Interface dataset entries

= Beginning of Section =

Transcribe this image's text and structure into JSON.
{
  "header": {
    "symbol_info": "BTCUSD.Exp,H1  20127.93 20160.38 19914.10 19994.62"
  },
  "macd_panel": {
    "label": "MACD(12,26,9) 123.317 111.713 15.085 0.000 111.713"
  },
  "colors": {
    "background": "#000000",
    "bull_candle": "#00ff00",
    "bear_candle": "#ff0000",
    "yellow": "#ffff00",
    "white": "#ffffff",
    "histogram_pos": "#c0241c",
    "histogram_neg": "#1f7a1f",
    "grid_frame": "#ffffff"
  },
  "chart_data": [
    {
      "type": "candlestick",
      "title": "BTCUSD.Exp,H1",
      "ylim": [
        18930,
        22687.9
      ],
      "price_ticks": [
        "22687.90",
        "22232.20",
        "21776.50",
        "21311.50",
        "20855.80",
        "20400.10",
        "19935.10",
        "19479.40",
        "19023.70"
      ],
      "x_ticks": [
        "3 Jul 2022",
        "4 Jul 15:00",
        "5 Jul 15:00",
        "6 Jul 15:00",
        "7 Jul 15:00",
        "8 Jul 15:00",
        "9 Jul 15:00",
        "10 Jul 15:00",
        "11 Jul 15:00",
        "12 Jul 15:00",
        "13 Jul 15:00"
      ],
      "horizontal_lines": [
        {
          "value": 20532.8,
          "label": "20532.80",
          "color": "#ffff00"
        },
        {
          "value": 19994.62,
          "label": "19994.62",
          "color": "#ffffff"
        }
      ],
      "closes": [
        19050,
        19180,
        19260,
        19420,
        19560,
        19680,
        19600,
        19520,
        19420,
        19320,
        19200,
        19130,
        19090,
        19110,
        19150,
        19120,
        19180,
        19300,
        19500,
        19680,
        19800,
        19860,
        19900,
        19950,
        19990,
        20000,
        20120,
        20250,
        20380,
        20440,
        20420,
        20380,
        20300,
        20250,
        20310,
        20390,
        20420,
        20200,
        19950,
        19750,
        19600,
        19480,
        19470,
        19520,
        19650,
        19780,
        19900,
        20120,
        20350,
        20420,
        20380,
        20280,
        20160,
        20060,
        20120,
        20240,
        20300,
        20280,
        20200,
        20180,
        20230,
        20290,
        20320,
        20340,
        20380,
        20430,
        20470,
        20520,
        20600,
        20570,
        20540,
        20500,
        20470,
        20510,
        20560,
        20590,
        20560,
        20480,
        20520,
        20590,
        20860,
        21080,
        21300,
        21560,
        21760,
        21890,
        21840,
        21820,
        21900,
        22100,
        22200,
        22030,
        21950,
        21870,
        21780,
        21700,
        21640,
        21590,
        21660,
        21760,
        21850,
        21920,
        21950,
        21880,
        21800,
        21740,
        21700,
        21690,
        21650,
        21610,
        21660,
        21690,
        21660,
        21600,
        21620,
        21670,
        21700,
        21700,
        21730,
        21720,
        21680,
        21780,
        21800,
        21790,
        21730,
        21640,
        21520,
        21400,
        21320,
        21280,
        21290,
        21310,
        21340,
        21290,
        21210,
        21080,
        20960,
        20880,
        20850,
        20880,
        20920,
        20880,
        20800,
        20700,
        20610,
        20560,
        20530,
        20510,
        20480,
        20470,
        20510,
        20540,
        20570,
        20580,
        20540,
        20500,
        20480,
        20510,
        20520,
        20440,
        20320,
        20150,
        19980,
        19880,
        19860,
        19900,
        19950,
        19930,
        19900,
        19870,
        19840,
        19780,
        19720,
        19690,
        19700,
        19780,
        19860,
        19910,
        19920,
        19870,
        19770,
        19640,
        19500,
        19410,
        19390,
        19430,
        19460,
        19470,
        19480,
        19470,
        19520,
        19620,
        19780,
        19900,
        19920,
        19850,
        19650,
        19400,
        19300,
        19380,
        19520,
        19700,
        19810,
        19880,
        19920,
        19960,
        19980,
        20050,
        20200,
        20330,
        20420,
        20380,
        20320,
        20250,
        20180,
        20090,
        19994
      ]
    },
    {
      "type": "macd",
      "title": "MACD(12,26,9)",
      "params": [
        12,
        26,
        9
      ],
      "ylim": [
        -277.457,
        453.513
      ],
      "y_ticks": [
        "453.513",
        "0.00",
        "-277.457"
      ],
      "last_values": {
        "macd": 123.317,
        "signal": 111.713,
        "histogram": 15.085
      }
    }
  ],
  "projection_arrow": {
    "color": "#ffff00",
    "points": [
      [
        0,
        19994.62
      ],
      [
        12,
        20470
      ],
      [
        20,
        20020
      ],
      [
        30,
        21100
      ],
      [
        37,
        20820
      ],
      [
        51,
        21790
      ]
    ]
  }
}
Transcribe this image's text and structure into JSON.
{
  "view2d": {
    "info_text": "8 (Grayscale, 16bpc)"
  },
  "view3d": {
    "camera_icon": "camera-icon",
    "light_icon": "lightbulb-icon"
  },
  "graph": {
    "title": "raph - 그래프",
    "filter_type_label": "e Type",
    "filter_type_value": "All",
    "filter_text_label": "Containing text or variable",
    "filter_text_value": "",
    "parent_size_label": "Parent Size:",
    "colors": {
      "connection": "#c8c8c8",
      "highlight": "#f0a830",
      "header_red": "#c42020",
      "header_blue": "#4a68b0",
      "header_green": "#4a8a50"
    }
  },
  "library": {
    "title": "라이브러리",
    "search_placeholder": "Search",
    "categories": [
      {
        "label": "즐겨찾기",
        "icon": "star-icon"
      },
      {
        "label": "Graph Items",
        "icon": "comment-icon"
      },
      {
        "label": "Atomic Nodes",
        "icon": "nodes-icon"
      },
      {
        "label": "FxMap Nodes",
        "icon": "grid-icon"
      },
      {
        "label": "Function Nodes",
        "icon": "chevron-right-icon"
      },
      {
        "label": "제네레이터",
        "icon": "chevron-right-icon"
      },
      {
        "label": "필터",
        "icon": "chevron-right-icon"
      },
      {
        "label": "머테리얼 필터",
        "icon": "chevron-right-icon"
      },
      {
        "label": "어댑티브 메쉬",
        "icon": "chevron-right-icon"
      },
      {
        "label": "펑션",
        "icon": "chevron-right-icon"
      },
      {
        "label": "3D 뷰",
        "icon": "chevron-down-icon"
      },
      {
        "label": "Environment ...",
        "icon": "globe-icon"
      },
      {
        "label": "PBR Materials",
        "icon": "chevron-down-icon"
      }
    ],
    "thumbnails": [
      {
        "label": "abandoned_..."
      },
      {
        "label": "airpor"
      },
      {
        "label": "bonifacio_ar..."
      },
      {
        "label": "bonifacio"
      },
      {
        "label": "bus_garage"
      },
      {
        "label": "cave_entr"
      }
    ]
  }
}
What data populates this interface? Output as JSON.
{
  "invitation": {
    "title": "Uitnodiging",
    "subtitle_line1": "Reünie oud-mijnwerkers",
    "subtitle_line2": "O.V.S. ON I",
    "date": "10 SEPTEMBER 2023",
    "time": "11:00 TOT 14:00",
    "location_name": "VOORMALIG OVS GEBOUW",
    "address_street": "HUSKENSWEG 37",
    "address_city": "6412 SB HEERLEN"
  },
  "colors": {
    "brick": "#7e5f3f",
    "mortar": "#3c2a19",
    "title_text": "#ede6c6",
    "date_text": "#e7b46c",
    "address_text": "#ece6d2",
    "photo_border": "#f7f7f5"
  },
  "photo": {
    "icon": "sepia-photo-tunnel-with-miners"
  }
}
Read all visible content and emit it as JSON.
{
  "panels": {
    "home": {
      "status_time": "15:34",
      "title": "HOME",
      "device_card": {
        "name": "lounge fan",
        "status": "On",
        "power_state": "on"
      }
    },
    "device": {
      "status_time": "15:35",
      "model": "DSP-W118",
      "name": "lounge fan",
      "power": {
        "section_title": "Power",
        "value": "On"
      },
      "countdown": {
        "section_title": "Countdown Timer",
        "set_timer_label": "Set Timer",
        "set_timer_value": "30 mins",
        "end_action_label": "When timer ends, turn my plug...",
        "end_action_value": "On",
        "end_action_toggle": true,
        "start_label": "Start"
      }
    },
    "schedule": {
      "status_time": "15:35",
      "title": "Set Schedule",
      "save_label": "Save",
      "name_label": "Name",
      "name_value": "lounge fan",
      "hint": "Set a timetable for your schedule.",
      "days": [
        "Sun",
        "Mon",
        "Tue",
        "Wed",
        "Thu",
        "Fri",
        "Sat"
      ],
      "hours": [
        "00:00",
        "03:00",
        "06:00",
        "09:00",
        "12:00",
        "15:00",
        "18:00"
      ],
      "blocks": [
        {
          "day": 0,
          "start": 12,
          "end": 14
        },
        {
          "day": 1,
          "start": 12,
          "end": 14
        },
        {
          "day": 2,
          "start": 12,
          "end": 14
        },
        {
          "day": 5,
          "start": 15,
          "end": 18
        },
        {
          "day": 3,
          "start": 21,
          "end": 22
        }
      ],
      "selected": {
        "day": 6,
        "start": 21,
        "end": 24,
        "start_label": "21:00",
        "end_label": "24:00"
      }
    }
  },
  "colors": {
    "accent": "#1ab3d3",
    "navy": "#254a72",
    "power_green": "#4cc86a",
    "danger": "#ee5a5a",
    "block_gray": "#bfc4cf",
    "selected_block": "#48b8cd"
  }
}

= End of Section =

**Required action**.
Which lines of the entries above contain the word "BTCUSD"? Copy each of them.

**Answer space**.
    "symbol_info": "BTCUSD.Exp,H1  20127.93 20160.38 19914.10 19994.62"
      "title": "BTCUSD.Exp,H1",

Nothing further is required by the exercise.